Ok so I saw "war for the planets of the apes" last night. And overall it was a great movie, but it had this... inadvertent racist vibe to it.

Lemme explain.
Watch the movie from a african American history… slavery standpoint.

All the “survivors” from the disease happen to be white people. They didn’t have any black people in the army.

The Apes were by far “black people”
Whenever they were doing their “unity” thing against the humans. It was that ✊🏾 symbol . You known what I’m talking about.

Then they enslaved the apes when they were captured trying to flee north… then were put to work. To build a wall to keep away the infected and the military. The apes were whipped and kept without food. They also had apes that were “traitors” and called them donkeys.
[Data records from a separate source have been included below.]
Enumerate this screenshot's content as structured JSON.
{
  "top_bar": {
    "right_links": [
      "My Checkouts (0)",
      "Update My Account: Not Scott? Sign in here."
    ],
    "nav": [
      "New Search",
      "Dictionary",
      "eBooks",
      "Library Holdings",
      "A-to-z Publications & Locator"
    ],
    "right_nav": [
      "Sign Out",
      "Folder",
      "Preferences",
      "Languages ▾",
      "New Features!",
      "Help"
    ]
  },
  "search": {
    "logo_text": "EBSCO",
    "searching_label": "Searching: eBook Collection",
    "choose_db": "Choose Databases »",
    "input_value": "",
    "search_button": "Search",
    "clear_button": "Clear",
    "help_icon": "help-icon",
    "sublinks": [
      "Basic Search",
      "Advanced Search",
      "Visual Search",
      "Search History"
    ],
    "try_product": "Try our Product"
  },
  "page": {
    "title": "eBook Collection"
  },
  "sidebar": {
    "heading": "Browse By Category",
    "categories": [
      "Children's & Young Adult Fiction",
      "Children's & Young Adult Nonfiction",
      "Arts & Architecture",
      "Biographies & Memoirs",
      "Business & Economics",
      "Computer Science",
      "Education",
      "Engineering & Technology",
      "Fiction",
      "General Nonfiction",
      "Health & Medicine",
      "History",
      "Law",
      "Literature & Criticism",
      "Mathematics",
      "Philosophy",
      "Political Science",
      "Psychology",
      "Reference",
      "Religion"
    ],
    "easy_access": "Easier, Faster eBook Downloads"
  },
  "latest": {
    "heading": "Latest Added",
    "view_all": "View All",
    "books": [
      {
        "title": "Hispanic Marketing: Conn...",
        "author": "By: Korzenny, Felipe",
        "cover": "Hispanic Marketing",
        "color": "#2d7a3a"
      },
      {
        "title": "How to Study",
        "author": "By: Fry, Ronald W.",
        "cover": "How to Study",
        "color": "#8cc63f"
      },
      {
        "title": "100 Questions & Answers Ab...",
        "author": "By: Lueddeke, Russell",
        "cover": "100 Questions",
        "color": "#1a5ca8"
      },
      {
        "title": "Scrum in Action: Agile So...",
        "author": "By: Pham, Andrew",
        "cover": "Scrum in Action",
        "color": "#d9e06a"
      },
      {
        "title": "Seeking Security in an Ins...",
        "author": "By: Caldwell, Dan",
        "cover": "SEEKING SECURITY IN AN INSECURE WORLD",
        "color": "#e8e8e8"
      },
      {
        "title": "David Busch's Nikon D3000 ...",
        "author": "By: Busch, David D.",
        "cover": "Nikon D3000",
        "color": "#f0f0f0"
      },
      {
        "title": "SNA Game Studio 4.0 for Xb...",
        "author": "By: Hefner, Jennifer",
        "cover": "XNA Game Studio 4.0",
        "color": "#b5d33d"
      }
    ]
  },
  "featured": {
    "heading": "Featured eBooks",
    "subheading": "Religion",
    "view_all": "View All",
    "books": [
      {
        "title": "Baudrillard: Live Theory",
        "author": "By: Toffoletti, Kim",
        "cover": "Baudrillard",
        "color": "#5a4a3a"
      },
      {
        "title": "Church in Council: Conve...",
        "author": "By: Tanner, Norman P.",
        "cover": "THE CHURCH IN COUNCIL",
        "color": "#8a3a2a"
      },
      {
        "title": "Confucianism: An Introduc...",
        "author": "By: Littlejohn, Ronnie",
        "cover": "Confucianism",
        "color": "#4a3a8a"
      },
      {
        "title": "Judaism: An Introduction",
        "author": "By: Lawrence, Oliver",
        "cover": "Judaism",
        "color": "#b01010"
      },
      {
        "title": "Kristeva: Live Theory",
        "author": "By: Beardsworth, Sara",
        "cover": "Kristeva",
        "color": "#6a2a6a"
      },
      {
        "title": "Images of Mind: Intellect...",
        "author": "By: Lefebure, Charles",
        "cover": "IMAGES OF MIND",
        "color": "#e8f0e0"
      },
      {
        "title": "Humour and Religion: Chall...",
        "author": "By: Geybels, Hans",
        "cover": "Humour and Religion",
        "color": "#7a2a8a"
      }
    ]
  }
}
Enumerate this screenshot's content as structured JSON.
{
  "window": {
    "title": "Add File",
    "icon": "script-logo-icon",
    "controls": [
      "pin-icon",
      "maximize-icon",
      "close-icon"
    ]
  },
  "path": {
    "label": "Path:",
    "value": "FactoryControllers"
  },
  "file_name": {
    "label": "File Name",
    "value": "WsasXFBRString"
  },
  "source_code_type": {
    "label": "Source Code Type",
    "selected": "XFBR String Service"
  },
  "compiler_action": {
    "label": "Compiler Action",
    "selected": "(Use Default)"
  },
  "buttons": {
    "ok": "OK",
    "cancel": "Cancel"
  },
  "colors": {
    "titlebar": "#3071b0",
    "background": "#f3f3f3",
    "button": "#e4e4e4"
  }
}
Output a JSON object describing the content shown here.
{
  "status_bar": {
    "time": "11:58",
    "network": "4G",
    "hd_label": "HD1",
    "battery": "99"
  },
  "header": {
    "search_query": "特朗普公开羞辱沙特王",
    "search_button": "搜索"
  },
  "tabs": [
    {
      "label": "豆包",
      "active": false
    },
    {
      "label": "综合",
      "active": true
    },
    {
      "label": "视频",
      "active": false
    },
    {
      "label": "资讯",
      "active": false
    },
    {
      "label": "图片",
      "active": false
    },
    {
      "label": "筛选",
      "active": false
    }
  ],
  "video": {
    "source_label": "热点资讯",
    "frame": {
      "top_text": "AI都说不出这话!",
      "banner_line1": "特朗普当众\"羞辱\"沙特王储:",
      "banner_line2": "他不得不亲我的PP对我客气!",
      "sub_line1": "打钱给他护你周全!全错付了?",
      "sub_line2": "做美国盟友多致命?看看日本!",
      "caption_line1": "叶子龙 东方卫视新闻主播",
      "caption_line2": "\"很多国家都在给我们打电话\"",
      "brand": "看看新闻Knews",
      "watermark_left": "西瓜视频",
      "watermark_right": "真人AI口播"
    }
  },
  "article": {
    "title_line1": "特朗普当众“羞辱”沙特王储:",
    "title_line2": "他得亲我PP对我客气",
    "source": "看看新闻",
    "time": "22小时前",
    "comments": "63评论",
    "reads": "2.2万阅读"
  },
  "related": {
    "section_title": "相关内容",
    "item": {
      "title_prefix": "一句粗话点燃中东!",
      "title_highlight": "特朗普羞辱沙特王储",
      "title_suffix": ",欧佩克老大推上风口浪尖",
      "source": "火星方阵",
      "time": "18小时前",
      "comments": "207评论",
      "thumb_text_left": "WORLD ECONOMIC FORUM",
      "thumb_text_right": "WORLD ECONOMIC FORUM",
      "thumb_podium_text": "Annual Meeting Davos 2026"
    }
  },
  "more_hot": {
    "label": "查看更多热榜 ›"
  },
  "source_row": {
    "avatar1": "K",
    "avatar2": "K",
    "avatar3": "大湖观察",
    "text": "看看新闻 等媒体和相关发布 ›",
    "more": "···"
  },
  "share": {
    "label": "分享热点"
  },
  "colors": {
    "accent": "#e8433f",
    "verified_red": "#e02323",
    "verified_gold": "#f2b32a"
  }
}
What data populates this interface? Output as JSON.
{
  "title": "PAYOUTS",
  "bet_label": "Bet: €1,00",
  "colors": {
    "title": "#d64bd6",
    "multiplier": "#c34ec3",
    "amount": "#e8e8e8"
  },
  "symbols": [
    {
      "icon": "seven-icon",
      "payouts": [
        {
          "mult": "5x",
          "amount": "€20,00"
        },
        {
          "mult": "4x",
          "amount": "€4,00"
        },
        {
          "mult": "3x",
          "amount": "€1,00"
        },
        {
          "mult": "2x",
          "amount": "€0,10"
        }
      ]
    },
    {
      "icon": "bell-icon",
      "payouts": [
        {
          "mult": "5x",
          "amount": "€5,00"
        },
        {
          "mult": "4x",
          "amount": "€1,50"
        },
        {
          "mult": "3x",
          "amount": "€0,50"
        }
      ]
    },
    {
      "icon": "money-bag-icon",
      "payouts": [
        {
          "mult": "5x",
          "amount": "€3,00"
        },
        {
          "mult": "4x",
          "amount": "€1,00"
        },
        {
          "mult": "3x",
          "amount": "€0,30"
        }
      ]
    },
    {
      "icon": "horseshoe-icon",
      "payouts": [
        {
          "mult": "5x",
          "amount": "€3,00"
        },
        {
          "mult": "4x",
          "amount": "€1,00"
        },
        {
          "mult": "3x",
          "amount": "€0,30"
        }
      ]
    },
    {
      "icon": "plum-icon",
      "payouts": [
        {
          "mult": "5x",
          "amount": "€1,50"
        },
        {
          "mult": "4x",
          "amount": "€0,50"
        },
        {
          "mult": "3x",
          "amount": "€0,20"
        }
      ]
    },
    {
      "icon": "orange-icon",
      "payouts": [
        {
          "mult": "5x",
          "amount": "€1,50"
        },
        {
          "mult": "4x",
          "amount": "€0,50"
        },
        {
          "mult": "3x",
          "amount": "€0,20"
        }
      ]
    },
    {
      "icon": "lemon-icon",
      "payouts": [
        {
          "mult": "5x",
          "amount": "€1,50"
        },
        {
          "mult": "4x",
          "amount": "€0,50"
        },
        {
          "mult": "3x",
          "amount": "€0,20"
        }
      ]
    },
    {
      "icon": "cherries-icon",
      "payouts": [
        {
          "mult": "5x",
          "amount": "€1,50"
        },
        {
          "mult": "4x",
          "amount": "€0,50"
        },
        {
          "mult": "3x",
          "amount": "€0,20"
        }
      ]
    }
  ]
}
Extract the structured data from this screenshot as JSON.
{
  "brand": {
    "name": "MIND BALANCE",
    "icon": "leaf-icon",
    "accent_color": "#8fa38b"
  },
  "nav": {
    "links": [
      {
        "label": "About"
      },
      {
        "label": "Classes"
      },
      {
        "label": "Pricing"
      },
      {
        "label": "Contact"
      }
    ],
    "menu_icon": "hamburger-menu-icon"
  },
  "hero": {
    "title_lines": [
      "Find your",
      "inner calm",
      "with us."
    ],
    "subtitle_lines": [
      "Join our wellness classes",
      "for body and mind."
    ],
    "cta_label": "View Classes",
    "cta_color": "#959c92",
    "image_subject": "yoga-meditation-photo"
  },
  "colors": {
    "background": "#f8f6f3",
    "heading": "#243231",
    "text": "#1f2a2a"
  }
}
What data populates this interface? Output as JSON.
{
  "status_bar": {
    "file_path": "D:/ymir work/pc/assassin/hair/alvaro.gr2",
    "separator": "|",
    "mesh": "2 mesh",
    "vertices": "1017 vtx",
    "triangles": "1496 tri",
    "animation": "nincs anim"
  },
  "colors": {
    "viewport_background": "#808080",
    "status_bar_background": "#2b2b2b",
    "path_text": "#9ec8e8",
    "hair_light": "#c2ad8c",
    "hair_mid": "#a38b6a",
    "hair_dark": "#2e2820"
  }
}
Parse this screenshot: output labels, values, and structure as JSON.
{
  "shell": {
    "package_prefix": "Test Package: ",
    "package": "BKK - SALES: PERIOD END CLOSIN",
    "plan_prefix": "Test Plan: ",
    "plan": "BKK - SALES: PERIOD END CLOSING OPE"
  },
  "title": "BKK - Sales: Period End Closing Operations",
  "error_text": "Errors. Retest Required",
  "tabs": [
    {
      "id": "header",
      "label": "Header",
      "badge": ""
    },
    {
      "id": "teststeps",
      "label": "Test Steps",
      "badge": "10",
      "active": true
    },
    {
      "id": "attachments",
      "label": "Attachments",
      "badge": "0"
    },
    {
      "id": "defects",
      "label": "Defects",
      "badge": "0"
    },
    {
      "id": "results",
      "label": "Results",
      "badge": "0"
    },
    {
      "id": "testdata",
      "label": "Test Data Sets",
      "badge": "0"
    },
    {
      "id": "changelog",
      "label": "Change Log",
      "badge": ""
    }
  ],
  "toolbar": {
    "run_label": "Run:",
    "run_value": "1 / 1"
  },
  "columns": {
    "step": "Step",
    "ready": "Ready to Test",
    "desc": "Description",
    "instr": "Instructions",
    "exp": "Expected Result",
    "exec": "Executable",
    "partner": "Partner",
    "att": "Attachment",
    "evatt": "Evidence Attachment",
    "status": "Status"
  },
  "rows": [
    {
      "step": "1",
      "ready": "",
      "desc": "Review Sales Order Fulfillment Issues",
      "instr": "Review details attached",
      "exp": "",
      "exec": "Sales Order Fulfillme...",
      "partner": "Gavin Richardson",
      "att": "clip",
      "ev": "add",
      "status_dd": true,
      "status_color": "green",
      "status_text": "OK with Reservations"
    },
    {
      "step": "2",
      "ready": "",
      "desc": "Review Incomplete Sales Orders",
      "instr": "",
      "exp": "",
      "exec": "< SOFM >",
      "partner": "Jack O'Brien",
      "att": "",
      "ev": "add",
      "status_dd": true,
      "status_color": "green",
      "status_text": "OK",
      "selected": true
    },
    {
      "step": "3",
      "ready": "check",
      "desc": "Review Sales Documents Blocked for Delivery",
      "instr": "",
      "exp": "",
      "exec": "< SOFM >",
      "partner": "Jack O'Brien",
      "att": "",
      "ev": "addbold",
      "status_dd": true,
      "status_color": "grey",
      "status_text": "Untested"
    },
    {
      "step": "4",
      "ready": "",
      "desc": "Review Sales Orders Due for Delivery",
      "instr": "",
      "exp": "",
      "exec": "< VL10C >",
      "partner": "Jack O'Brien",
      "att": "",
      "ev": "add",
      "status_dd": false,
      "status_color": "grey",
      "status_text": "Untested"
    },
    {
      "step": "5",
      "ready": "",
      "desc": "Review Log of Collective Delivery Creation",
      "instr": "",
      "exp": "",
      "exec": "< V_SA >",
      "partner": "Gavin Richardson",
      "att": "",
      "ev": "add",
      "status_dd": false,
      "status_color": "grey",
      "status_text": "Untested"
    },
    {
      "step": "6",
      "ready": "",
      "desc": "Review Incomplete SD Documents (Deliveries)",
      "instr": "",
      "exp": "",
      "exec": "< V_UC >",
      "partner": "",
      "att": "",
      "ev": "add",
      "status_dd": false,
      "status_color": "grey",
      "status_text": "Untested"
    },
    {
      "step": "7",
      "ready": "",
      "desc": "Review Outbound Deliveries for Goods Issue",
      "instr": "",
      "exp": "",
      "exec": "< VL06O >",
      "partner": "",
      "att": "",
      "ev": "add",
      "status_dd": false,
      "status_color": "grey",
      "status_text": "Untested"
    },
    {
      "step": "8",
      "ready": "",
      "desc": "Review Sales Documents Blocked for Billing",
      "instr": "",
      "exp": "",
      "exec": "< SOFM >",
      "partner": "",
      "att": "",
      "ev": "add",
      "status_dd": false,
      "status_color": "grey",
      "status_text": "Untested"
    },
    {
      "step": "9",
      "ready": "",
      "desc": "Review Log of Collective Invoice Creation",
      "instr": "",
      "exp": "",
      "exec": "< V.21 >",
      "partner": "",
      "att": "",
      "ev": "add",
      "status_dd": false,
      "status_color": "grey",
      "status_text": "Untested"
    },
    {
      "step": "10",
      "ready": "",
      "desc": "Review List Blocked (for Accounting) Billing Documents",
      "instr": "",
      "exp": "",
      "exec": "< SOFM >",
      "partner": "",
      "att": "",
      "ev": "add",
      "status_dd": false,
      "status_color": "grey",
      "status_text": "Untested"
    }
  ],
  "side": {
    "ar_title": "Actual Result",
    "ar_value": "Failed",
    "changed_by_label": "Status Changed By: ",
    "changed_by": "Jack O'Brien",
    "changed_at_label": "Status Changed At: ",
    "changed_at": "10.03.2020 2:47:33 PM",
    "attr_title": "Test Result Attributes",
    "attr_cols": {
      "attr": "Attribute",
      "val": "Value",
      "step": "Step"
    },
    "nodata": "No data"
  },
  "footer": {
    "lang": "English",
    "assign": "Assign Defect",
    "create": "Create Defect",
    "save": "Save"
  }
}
Then I kid you not.
Ask me how the apes escaped slavery. Go ahead.
That’s right. They had their own Underground Railroad that led to their freedom 😂
I’m sitting in the theater.. with other black people. And we all like… if this not the most racists shit I’ve ever seen. This nigga Caesar was dead ass Harriet Tubman.

And to top it off, Caesar dies from a wound and leaves his son Fatherless.

Now. Like I said the movie was Great, I’m not spoiling anything. Buttttttttt it was inadvertently racist 😭. It’s shit that white folk wouldn’t think is racist because they really wouldn’t know any better, but being black watching this movie really has you thinking like…